It occupies a full city block at the corner of West 57th Street and the West Side Highway, with constant views towards the Hudson River Park and the waterfront. The Durst Organization instructed BIG to design a building for the site in the spring of 2010, and construction begins in 2011. The 32-story building has welcomed residents since May 2016 with the construction completing this Fall. Earlier this year, the Council on Tall Buildings and Urban Habitat (CTBUH) named VIA the best tall building in the Americas as part of its 2016 Tall Buildings Award. This  Courtscraper is a hybrid between the European perimeter block and the traditional American highrise. The building peaks at 450 feet at its north-east corner, thereby maximizing the number of apartments and graciously preserving the adjacent Helena Tower's views of the river. VIΛ's volume changes depending on the viewer's vantage point. From the west, it is a hyperbolic paraboloid or a warped pyramid. From the east, the Courtscraper appears to be a slender spire.

A  shared green space at the heart of the block is copied from the classic Copenhagen ‘urban oasis’.The courtyard has the exact same proportions as Olmsted's park, just 13,000 times smaller – a bonsai Central Park. In a similar accumulation of natural landscapes, the courtyard transforms from a shaded forest in the east to a sunny meadow in the west. Designed by landscape architecture firm Starr Whitehouse, it features 80 newly planted trees and lawns, and 47 species of native plant material.

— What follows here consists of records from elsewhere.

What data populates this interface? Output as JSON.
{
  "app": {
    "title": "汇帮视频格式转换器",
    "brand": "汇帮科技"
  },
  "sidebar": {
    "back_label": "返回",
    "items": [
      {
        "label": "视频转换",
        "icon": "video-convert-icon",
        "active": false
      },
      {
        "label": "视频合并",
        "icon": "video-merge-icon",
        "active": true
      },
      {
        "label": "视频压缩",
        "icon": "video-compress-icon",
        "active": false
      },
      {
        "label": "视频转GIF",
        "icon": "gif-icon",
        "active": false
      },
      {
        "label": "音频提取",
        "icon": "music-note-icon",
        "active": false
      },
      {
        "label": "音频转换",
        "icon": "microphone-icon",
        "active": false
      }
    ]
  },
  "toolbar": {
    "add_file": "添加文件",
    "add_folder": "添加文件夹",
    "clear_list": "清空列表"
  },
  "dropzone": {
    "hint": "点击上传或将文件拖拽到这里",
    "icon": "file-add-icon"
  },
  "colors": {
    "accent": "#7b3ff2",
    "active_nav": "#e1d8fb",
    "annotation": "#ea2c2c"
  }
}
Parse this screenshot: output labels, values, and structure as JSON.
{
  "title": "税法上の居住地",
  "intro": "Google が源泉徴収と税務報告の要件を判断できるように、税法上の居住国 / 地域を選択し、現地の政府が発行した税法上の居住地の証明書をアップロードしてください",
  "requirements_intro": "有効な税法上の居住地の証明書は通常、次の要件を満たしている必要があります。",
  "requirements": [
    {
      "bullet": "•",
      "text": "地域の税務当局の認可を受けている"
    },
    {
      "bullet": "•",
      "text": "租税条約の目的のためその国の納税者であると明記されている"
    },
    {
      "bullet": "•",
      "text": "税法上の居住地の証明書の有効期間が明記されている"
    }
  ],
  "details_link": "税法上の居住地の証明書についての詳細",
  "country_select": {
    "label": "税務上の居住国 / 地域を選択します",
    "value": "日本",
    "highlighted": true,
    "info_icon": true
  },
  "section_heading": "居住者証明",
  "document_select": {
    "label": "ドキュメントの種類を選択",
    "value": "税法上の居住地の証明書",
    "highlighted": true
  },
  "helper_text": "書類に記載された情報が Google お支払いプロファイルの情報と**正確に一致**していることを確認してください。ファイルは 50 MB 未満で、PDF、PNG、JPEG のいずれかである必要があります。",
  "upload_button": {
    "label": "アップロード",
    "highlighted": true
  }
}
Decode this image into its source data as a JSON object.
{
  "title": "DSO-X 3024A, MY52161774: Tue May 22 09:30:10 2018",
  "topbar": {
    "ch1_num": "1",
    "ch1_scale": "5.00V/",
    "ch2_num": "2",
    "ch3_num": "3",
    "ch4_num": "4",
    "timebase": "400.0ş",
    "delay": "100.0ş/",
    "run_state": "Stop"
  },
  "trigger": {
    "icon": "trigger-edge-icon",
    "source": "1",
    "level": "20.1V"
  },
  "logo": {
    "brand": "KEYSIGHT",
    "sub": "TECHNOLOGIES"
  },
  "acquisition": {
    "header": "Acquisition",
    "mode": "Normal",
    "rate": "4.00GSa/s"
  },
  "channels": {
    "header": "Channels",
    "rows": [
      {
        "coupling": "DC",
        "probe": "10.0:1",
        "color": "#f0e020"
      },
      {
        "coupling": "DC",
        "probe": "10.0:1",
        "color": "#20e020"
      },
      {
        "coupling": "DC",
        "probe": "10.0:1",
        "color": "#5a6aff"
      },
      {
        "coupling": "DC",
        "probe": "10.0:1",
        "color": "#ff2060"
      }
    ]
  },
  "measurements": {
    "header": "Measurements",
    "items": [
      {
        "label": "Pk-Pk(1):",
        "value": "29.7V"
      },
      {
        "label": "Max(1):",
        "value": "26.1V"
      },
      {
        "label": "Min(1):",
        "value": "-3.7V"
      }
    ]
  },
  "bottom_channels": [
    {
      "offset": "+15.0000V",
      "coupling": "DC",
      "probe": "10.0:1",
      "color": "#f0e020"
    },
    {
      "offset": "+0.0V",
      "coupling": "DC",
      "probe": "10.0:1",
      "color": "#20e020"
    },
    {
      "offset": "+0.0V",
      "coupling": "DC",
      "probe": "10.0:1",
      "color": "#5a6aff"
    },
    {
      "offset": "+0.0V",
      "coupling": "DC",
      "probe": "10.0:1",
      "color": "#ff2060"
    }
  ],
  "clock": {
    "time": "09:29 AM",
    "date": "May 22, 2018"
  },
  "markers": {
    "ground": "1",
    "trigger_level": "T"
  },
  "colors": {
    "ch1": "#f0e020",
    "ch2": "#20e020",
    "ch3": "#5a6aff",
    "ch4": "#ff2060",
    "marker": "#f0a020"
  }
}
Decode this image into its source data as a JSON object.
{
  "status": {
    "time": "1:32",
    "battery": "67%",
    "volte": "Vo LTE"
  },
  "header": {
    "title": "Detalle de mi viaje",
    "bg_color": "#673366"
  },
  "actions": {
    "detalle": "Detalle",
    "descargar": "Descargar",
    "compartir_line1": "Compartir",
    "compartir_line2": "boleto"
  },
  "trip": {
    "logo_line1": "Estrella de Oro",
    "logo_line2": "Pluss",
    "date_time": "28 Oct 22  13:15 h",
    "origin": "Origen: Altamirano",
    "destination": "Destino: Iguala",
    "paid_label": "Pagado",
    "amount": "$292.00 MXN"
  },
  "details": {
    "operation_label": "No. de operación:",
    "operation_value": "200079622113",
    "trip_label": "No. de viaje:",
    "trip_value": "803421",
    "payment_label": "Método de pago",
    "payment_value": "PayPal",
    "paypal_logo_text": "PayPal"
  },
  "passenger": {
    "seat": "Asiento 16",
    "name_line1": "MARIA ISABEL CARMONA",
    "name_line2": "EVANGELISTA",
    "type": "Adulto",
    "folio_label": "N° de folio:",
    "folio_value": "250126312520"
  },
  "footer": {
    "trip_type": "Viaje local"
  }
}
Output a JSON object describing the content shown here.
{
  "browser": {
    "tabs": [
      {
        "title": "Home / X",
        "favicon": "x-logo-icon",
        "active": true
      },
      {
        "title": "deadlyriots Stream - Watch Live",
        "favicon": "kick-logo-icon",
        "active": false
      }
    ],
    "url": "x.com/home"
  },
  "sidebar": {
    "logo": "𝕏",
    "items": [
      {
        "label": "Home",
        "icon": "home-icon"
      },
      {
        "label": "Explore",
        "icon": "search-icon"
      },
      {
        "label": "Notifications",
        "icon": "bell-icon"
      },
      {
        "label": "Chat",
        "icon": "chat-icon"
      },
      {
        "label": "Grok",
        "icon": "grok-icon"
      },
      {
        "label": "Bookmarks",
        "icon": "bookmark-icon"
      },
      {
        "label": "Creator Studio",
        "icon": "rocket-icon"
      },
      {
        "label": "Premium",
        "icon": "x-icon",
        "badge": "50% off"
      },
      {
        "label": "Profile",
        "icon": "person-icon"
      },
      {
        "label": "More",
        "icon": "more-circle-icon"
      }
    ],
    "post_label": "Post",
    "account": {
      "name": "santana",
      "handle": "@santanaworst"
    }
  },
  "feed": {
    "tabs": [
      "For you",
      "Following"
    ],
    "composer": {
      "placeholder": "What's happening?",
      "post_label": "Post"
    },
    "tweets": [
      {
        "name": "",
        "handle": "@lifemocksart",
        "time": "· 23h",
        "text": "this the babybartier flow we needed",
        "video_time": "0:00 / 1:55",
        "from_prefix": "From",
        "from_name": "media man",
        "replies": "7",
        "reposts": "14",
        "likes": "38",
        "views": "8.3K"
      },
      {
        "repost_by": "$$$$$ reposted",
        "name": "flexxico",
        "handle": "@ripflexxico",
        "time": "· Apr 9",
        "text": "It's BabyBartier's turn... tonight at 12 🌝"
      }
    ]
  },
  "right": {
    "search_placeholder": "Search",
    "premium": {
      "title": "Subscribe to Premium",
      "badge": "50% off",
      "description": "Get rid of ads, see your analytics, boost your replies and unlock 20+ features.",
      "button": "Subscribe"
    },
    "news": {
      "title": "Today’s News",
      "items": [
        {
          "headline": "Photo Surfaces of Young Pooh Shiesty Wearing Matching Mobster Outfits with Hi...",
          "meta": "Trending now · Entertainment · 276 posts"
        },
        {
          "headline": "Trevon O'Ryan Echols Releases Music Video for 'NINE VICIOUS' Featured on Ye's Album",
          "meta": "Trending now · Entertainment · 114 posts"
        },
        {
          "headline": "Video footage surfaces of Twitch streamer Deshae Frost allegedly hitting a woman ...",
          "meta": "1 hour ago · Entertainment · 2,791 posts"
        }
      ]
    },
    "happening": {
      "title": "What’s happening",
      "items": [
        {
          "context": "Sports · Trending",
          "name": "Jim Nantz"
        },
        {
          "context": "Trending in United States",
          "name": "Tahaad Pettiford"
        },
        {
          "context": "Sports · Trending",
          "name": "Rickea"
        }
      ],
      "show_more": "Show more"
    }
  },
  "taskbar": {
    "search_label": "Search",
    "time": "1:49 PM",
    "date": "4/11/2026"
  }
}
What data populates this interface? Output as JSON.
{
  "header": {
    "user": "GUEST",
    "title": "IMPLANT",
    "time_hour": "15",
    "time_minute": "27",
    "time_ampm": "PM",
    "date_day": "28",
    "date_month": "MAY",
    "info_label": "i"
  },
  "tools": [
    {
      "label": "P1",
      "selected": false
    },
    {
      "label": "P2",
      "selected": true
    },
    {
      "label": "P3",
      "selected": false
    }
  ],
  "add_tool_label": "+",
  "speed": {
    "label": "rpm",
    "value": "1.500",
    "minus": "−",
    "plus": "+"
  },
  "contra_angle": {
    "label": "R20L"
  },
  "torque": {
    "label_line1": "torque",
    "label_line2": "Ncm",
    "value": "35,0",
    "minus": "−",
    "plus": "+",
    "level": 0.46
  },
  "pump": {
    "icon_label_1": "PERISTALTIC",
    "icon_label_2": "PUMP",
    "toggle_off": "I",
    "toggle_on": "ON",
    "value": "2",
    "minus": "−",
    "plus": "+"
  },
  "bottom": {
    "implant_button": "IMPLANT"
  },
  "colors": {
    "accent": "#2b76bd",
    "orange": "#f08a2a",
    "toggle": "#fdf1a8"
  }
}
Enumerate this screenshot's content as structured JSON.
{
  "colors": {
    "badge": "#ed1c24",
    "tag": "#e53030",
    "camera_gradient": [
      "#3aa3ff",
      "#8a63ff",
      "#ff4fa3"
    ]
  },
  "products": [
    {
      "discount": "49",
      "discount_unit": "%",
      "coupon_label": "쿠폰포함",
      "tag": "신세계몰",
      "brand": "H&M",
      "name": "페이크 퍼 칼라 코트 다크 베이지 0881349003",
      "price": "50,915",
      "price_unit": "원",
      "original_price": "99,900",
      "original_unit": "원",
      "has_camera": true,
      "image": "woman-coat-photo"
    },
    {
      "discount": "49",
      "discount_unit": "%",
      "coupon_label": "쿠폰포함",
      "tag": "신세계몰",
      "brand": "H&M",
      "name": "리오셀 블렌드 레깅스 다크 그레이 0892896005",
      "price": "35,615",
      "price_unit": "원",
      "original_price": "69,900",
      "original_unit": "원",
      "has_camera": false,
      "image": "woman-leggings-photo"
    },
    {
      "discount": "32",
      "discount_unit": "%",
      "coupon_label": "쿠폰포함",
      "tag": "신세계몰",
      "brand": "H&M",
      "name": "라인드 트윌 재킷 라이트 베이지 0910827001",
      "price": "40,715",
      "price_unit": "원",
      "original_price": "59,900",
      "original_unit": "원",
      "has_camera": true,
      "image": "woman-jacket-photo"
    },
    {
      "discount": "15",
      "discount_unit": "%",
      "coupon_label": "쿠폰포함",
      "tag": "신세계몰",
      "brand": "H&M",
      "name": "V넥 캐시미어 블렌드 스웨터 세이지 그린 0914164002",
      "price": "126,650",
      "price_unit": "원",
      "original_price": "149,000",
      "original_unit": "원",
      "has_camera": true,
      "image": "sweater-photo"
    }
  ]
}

In recent decades, some of the most interesting urban developments have come in the form of nature and public space, reinserting themselves back into the postindustrial pockets, freeing up around the city; the pedestrianization of Broadway & Times Square; the bicycle lanes, the High Line and the industrial piers turning into parks. Located at the northern tip of the Hudson River Park, VIΛ continues this process of greenification allowing open space to invade the urban fabric of the Manhattan city grid. In an unlikely fusion of what seems to be two mutually exclusive typologies – the courtyard and the skyscraper, the Courtscraper is the most recent addition to the Manhattan skyline.” Bjarke Ingels, Founding Partner, BIG.

The building also features a complementing eight-story sculpture by Stephen Glassman entitled “Flows Two Ways,” anchored on the façade of the adjacent Helena tower. Once completed, the ground floor commercial space will host such public amenities as a restaurant from the Livanos Restaurant Group, a Landmark Theatres movie cinema and the first U.S. retail store for the American Kennel Club.